Creating the European version of the United States of America was the initial goal of the first European Union prophets when they began to sketch out an organization of nations which would be so interconnected, they could never again tear the continent apart by war . What has become of the European Union however is nothing but an economic power, possibly having failed to create what its founders wished: a common European Identity.
The European Union, with a total of 28 member states (still including the UK) and around 500 million citizens (7% of total world population), aimed to be an overall project and to unite the continent in economic, business and social aspects, however, the EU’s current main issues however seem to be money, banks and avoiding another Brexit. Counting the EU as one economy, its GDP is ranked second after the USA, followed by China. Furthermore, the common currency clearly boosts the union’s economic power. Additionally, the EU is actively engaging and profiting from globalization, boosting European businesses. The Union has become an economic force, being home to of some of today’s richest and most prosperous countries.
Solid ideas of a united Europe were first spread in the 1800s by Victor Hugo, a French poet and novelist, who came up with the idea of the United States of Europe, its role model being the United States of America. Since then, the idea of uniting the continent not only economic-wise but also cultural and social wise has been propelled into the mainstream and was especially discussed in the world war era. A Pan-European Movement has been created in 1923, aiming to construct a European nationality.
“Under and within that world concept we must re-create the European Family in a regional structure called, it may be, the United States of Europe,” stated Winston Churchill, one of the EU founding fathers and former British prime minister in his Zürich speech in 1946. The primarily goal was to promote peace and avoid war. Soon after, the first economic unions were created, such as the European Coal and Steel Community (1957). The EU soon increased in power and eventually stayed on the economic path mainly. The EU as we know it today was eventually founded in 1993.
From today’s perspective, it is valid considering the goal of Europe becoming the European version of the USA utopian. Just because the EU has not managed to fulfill pioneer intentions, it is not to be viewed as a failure. The United States of America is a different concept but nothing to be applied to the European continent. As settlement in Europe has a much longer history than the American continent, there is more diversity to be found in Europe, tracing back to different settlements from different areas spreading out all over the continent.
Now, economic and business goals have been accomplished successfully. Yet, not many Union citizens consider themselves as European but more likely as a citizen of their own country. There’s no such thing as European pride as you can find it in the USA. Considering current happenings, such as Brexit, however, the vast majority of young people voted to remain in the EU. Their wish to be part of the European family is even more present than ever before, as the EU facilitates to move, work, study and travel freely on the continent. “I have much more choices and opportunities, especially because I speak 3 foreign languages”, states a 28-year old Spaniard who has travelled different EU countries to teach English. Ultimately, it increases their future possibilities of making a living and feeling home in a huge variety of diverse countries.

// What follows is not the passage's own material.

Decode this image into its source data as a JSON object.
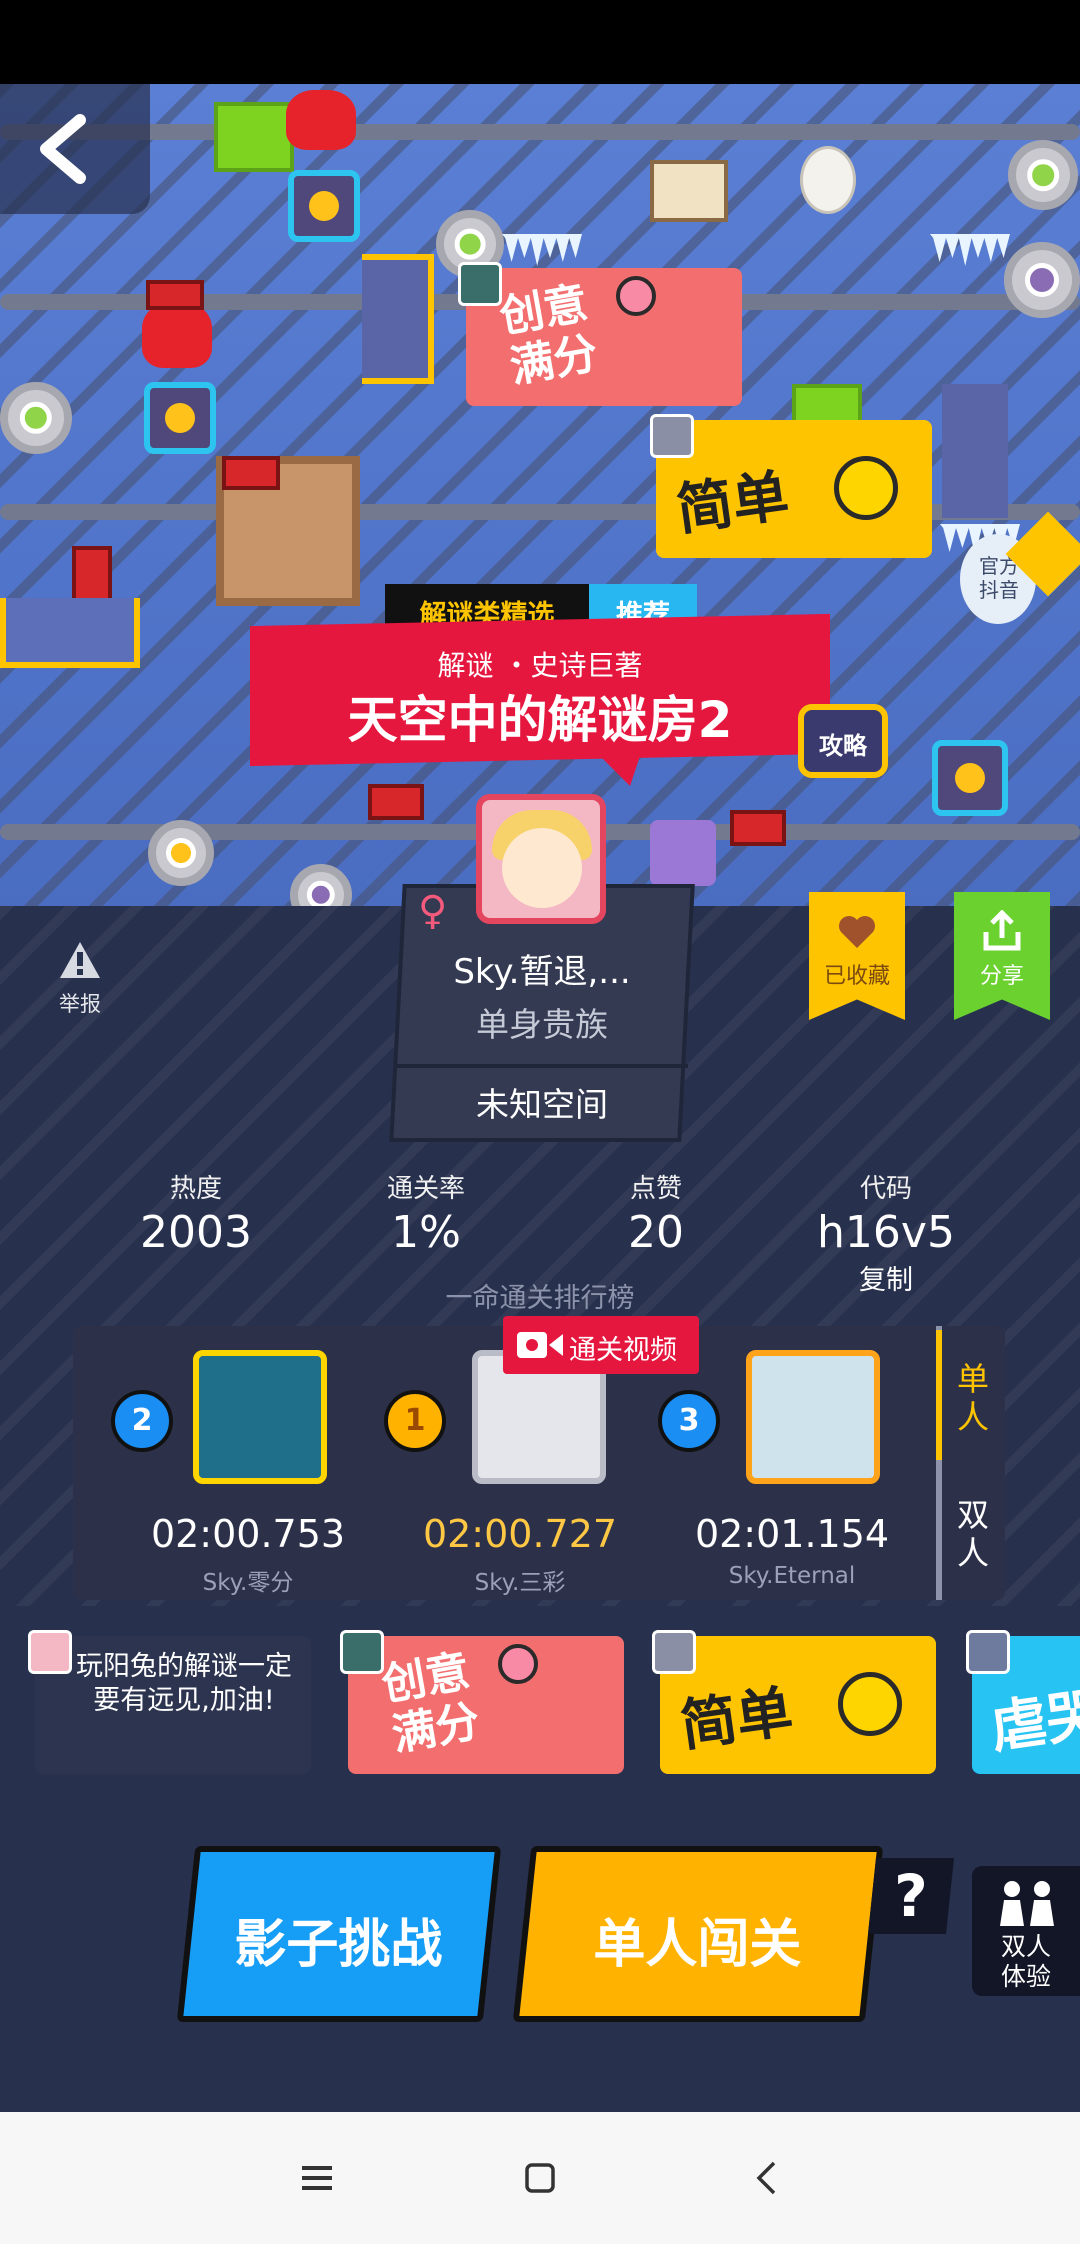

Can we state now that the Union has failed? It has definitely not turned out the way it was intended to. “I don’t identify myself European as cultures on this continent are not connected,” reports a 25-year old Austrian teacher. Still, the EU is no failure when judging it from an economic perspective only. Independently from Brexit, the EU remains an economic force. Valid question tough is if the EU has failed to become a social union. Doubtlessly, the EU countries will never be united in a way the USA is. Europe however can be taken as a synonym for cultural diversity.
Unifying all these countries and making it to one big country, sharing same values, traditions and language, would be social fraud. European Identity, as it is true for the 21st century, does not mean that we should all be the same. We’re Europeans, implying that we are different. Europe not having the same law, language, culture and tradition in every single country thus is not be considered as failure but more likely as its accomplishment to have maintained this diversity.